Instead of offering predictions about what will happen in employee wellness in the coming year, here is what I hope to happen:
- When we advocate new strategies, we’ll cite peer-reviewed evidence to support our case.
- We’ll assess and listen carefully to what employees really want.
- Organizational leaders will recognize that employee wellbeing is everyone’s responsibility — not just the wellness coordinator’s.
- Wellness coordinators will recognize that employee wellbeing is everyone’s responsibility — not just theirs.
- We’ll study models of job stress, including demand/control/social-support (job strain), effort-reward, organizational fairness, and job demands-resources (JD-R), and understand their relevance to overall employee wellbeing.

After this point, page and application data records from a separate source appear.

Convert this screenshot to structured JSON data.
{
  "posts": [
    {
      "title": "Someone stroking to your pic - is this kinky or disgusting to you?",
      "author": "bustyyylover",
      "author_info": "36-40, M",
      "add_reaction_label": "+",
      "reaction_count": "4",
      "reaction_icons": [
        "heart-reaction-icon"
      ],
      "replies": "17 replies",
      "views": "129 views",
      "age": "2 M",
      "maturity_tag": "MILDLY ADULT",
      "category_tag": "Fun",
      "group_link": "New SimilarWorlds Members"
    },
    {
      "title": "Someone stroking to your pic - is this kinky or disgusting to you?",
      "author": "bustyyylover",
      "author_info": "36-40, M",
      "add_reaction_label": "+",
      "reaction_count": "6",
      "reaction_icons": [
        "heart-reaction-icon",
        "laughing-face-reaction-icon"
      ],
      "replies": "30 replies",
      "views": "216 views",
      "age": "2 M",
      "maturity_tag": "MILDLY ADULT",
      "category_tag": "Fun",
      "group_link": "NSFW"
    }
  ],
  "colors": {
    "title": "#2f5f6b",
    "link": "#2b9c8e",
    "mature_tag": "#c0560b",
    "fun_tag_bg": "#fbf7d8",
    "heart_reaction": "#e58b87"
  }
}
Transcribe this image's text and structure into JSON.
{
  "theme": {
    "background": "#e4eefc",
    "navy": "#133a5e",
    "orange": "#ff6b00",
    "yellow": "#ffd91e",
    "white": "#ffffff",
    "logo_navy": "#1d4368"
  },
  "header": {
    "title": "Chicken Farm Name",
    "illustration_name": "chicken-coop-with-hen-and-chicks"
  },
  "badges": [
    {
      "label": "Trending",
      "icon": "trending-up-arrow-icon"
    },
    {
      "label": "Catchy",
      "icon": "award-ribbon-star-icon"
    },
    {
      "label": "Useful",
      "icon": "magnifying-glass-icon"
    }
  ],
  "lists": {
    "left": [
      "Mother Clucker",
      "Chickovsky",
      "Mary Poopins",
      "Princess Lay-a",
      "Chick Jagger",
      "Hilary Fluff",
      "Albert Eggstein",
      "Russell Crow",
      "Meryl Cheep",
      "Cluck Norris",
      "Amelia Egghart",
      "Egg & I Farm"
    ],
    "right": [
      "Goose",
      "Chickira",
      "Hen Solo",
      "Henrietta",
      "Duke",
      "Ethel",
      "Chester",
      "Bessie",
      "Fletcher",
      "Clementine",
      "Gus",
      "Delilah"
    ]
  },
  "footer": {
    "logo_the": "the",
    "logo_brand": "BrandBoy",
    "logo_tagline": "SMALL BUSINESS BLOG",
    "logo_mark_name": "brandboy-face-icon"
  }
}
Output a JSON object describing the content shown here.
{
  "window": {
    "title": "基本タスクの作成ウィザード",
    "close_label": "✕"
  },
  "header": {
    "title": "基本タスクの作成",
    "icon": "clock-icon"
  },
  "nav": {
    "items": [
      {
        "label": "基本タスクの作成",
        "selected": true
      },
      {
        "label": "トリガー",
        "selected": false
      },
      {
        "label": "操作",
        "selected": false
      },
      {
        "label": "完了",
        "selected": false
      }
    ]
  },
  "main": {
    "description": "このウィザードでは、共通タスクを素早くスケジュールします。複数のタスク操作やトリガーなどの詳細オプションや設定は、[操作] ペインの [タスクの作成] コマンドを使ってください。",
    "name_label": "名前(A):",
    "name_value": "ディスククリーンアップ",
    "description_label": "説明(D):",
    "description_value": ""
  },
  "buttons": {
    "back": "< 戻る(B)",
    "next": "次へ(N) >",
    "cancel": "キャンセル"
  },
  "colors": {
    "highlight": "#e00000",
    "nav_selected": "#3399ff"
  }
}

- We’ll open up to the possibility that behavior change isn’t the be-all-and-end-all of employee wellbeing.
- We’ll expect vendors to accept their fair share of financial risk for results, without just baking it into their pricing.
- We’ll identify a forum for wellness practitioners and industrial/organizational (I/O) psychologists to experience cross-learning about assessment and enhancement of work, wellbeing, and productivity.
- Our major wellness conferences will connect their attendees with nonprofit (or under-resourced) employers in their host cities to model wellbeing interventions for employees who otherwise might not have access.
This post is excerpted from 9 Employee Wellness Trends that Won’t Happen in 2018 (and 9 that Should), originally published on LinkedIn on December 12, 2017.